Virus may have escaped from lab 'doing risky experiments'
New evidence has emerged that the coronavirus ravaging the globe may have escaped from a poorly equipped lab in Wuhan, China, where researchers were conducting risky viral disease experiments in the years leading up to the pandemic.
In March 2018, the US dispatched science diplomats to the Wuhan Institute of Virology, who issued two "sensitive" diplomatic cables about inadequate safety measures at the lab, the Washington Post reported, citing intelligence sources.
The first cable warned the experiments conducted in the lab on coronavirus in bats "represented a risk of a new SARS-like pandemic," according to the report.
The cable, written by two US-China embassy officials, said there is a "serious shortage of appropriately trained technicians and investigators needed to safely operate this high-containment laboratory," the New York Post reported.
The Wuhan lab was receiving aid from US organisations, including a laboratory at the University of Texas Medical Branch, but the cable suggested the US should provide additional support because the research was so dangerous.
The cables were meant to "sound the alarm" about safety conditions in the lab - and the embassy officials were calling for more support of the lab to help fix its problems, sources said.
Appearing on Nine's Today this morning, Home Affairs Minister Mr Dutton was asked about reports overnight that US intelligence now believes the virus escaped from a Chinese lab - something not long ago widely dismissed as a "conspiracy theory".
"The US is saying they've got documentation which demonstrates that the virus had a particular path or origin," Mr Dutton said, adding that he hadn't personally seen the evidence.
"I think they'll detail all of that information but I do think there will be a reset about the way in which the world interacts with China. We do want more transparency."
Mr Dutton said there had been more than 60 Australians who had died and "every one of those cases involves a tragedy of somebody very close to you being lost".
"All of those families would demand answers and transparency, I don't think it's too much to ask. It would certainly be demanded of us if Australia was at the epicentre of this virus making its way into society," he said.
There's no evidence to suggest the coronavirus currently cutting its way across the globe was engineered in a lab - but that does not exclude the possibility it escaped from the Wuhan Institute of Virology or another similar laboratory miles away in the Chinese city.
Secretary of State Mike Pompeo said the US was investigating the origins.
"What we do know is we know that this virus originated in Wuhan, China. We know there is the Wuhan Institute of Virology just a handful of miles away from where the wet market was," he said.
"There is still lots to learn. You should know that the United States government is working diligently to figure it out."
The Wuhan Institute of Virology was launched in 1978 after a series of other research institutes in the city merged to form the current lab, according to its English-language website.
The institute began building the lab's current "national biosafety laboratory" in Wuhan in 2005 after the 2003 SARS outbreak, the website reads.

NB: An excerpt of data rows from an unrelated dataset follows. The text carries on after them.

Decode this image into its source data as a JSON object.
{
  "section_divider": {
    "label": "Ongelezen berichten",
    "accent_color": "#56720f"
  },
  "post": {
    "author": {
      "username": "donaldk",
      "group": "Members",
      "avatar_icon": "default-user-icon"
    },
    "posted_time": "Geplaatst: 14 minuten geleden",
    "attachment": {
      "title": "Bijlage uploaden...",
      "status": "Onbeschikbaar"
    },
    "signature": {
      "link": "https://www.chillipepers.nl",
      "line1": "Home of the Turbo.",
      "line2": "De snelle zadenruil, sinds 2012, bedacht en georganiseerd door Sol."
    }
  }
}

The modern building that houses the lab, near the Yangtze River in Wuhan, was completed in 2015 and received "recognition and authentication certificate for the critical protection equipment installation and commissioning," the website reads.
It now houses research centres for 37 separate discipline groups, including a "new infectious disease research centre." It also boasts an Academic Commission with a graduate student office.